**Task:**
Please copy each line below that contains the string "data".

**Records for the task:**
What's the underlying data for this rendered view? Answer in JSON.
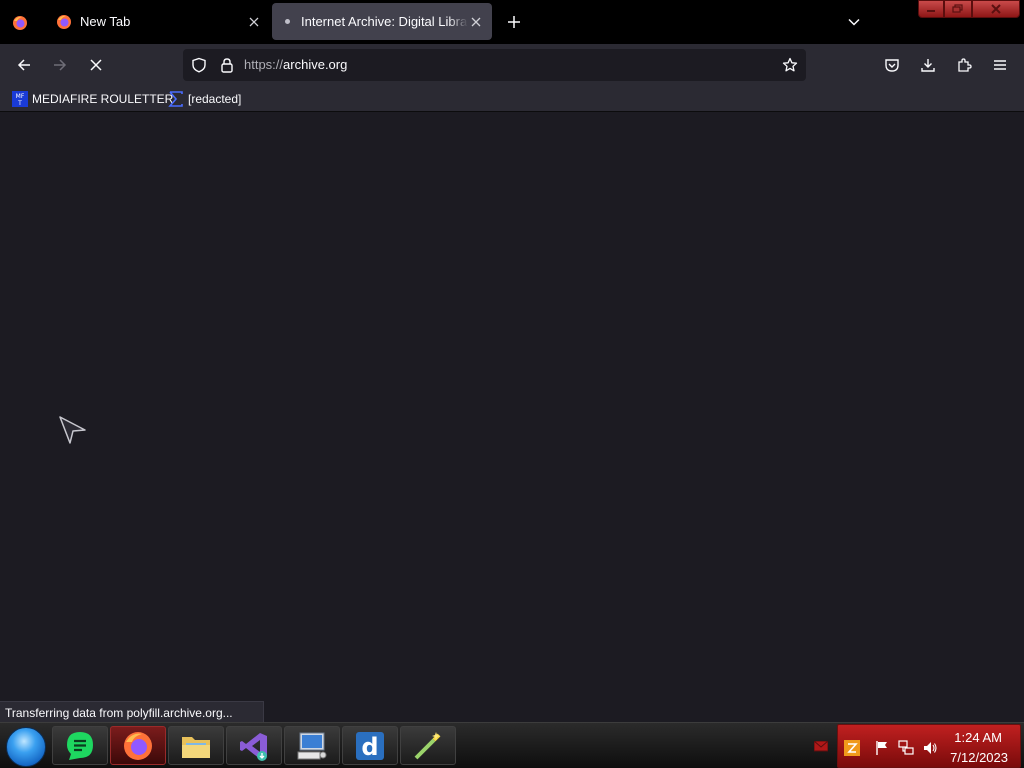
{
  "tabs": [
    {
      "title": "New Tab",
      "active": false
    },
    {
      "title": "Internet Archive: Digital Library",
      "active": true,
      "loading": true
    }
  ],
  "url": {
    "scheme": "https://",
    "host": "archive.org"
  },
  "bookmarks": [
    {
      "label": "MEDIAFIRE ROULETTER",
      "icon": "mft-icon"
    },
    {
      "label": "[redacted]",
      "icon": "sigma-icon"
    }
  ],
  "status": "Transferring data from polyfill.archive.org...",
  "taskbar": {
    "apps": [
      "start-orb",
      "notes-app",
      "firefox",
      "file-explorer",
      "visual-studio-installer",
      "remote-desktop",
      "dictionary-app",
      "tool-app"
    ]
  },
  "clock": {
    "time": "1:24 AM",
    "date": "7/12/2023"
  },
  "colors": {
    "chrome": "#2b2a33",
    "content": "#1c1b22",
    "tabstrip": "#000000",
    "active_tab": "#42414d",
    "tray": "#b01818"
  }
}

**Expected answer:**
What's the underlying data for this rendered view? Answer in JSON.
  "status": "Transferring data from polyfill.archive.org...",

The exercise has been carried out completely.